The Eclectic Teacher
by Ginny HooverBenchmarks, Assessments, Rubrics, and Instruction
Click the image for a larger view.
My next in-service concerns curriculum, and as I prepared for this presentation I figured there just might be some information here that would be helpful to fellow Teachers.Net Gazette readers.
Instruction, assessments, and rubrics must align with standards.
Teach to mastery---even if for an introductory skill or knowledge.
Assessment must assess knowledge defined by the benchmark---to the correct level defined by the verb.
Rubric must align with both the assessment and the benchmark.
Logical organizational tool for tracking results? Portfolio
Combine and Conquer---We have often heard the saying, "divide and conquer" but I say with curriculum the right point of view is to "combine and conquer."
Look for benchmarks that belong together naturally---must not be a forced connection. Be selective.
Look for benchmarks in other subjects that align, again naturally.
Don't get too many benchmarks in one assessment (too many?---think of difficulty and grade level).
Consider writing the rubric as a matrix and then individual scores per benchmarks could be recorded.
Preparation for Teaching
Once benchmarks have been clustered into like topics, create a teaching unit.
Doesn't have to be original material, but it doesn't have to be tied to a text. Pick and choose your resources.

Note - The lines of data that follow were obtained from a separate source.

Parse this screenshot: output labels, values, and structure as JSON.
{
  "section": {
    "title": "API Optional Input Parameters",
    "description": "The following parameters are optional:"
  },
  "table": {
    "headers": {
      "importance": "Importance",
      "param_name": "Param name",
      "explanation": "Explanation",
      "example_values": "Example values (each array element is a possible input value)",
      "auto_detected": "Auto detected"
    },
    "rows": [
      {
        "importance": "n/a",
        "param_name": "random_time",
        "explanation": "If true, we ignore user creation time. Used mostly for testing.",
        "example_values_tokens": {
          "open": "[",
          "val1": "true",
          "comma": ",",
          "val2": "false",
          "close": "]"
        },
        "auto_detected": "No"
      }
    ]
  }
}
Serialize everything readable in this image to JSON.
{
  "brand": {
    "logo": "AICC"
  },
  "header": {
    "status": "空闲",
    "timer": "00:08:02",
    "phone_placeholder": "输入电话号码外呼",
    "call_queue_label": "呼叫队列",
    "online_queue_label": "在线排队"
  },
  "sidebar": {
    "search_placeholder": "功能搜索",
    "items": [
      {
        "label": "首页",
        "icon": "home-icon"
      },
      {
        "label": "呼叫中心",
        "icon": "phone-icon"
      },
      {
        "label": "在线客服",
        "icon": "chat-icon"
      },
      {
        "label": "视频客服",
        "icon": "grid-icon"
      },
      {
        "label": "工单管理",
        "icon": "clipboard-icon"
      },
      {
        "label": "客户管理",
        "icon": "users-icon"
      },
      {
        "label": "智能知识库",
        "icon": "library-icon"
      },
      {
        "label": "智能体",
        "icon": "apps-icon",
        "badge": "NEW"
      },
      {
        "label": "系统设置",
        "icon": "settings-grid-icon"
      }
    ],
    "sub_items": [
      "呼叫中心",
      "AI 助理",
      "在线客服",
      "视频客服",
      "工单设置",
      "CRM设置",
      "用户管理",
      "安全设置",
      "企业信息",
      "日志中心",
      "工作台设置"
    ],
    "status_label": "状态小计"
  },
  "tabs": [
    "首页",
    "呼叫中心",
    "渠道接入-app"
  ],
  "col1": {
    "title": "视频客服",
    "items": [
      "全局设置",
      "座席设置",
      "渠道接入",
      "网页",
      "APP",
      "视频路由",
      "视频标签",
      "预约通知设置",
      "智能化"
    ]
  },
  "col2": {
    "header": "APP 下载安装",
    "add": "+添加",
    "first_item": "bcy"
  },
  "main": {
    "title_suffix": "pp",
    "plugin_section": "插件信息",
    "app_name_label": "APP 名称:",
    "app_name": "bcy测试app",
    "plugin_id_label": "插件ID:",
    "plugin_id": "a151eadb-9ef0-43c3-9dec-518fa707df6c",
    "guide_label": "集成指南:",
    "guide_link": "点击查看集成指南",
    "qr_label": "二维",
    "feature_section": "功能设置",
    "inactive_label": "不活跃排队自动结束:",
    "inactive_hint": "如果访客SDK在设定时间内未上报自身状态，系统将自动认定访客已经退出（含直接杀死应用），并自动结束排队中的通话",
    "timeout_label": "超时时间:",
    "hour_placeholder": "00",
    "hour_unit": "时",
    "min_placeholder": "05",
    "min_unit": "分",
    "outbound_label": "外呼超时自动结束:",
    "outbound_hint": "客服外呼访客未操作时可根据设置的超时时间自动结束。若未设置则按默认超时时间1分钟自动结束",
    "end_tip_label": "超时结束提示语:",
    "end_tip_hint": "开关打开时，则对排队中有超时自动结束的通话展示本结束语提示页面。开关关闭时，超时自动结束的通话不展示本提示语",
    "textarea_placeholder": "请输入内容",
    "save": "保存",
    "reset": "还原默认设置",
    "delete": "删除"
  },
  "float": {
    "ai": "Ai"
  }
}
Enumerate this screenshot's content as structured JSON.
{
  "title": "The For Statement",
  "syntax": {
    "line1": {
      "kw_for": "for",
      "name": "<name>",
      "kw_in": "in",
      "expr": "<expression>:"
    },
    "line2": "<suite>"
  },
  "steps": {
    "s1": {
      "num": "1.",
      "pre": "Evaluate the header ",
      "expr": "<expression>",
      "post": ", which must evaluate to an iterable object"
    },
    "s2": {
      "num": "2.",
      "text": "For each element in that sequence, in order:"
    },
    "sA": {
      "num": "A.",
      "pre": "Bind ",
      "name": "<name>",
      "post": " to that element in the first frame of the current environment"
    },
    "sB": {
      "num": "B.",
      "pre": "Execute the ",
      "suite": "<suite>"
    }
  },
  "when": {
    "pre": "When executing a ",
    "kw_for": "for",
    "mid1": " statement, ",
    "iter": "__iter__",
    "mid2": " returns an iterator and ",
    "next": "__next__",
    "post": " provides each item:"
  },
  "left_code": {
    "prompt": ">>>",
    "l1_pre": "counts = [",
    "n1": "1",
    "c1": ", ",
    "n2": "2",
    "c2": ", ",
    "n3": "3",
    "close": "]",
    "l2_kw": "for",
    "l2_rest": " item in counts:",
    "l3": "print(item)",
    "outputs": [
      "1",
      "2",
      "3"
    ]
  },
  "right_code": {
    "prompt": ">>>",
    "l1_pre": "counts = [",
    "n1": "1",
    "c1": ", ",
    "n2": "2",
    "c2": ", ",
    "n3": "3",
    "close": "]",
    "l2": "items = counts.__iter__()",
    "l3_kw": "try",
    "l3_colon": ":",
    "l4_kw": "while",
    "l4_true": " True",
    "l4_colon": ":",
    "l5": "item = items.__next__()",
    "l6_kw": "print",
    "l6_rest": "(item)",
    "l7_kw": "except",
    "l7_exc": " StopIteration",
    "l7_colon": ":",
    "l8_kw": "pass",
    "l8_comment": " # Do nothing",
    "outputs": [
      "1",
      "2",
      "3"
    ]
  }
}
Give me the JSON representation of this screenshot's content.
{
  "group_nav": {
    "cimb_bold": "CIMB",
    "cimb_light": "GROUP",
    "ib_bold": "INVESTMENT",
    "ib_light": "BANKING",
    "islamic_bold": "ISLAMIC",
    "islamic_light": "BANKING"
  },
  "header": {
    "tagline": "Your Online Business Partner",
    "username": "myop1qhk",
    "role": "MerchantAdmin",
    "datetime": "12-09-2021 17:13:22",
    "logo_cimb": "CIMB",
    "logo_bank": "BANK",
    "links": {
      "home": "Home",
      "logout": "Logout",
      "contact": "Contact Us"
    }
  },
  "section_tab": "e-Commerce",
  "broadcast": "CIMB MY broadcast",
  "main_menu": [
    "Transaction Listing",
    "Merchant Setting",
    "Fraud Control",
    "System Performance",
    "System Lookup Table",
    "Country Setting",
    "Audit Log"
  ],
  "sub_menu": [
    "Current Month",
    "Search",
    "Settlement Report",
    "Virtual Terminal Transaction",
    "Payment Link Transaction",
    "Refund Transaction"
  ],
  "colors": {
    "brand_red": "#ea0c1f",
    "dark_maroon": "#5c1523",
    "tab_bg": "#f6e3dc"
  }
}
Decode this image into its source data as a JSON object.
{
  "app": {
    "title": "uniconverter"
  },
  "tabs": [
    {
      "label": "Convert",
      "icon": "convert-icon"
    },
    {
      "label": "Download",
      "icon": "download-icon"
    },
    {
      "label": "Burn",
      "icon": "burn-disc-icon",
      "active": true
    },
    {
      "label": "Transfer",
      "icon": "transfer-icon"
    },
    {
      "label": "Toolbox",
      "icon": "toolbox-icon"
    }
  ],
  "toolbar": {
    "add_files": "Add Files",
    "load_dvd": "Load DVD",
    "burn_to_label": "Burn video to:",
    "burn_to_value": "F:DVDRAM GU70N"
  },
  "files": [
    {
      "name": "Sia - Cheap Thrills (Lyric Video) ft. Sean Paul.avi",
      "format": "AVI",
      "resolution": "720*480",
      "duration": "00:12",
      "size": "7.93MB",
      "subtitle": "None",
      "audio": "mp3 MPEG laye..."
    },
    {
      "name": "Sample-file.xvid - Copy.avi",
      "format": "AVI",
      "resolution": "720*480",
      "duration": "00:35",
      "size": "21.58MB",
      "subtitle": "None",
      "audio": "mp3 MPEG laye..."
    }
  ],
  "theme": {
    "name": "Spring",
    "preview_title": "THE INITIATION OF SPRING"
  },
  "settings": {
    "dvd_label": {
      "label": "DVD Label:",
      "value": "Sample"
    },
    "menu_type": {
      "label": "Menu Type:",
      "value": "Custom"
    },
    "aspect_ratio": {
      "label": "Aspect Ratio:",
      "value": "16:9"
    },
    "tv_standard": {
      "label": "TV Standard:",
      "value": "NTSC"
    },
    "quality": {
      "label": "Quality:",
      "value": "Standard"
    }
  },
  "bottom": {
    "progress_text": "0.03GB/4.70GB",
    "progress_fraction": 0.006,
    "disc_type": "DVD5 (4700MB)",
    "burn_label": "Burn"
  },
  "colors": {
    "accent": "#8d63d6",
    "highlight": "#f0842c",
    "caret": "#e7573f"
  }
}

Be willing to let go of "fun units" you have taught in the past if they do not align with the standards. If you want fun units, create units that are standards focused. Don't try to "jam" benchmarks into a unit already prepared when there isn't a natural alignment.
Consider learning styles and multiple intelligences when developing the unit. Once the knowledge is acquired then assess. Remember, there are many paths from point A to B…it doesn't have to be a straight line.
Students can be challenged to learn more, but not less than the knowledge/skills defined by the benchmark.
Teaching to Mastery
When teaching a benchmark, teach to mastery of that skill or knowledge.
Less than mastery leave behind a feeling of confusion and the next time the students are called upon to learn the material the one thing they are sure to recall is that they did not understand.
Students are not good resources to find out what they know---ask them if they remember doing something and they'll often not recall. But if they didn't understand, they'll remember that right away!
When designing a performance assessment, the benchmark is to be the ultimate source for making decisions.
The verb indicates the level of knowledge to be tested. It tells the action that should be used in testing (Bloom's Taxonomy).
The depth of mastery will also be defined rubric using the benchmarks as guide.
To write a rubric, look at the assessment. Think of the minimum you would accept and still say the student had sufficient mastery. That should be your 3.
A 1 should indicate that the work meets little or none of the criteria of the assessment. Consider using a 0 for no effort/no work handed in.
5 is not perfect, but shows complete mastery of the skill/knowledge (minor errors acceptable).
Check your rubric against your benchmark. Does it reflect the benchmark? Do all bullets directly relate to benchmark (no additions for assessment purposes)?
Using the matrix design, several benchmarks may be scored with the same tool.
Portfolios---may be simple
Portfolio in an accordion folder and into the files box to house assessments (one accordion folder per subject---consider color coding for different subjects).
Stickers may be used to identify the assignment.
Have a master list of work to be housed in the portfolio (can be on a card housed inside the front of the portfolio).
Can upgrade using 3 ring binder, reflection sheets, and plastic sleeves.
If your district requires performance assessments, then I hope this guide will be helpful in developing an assessment program that fits your testable benchmarks.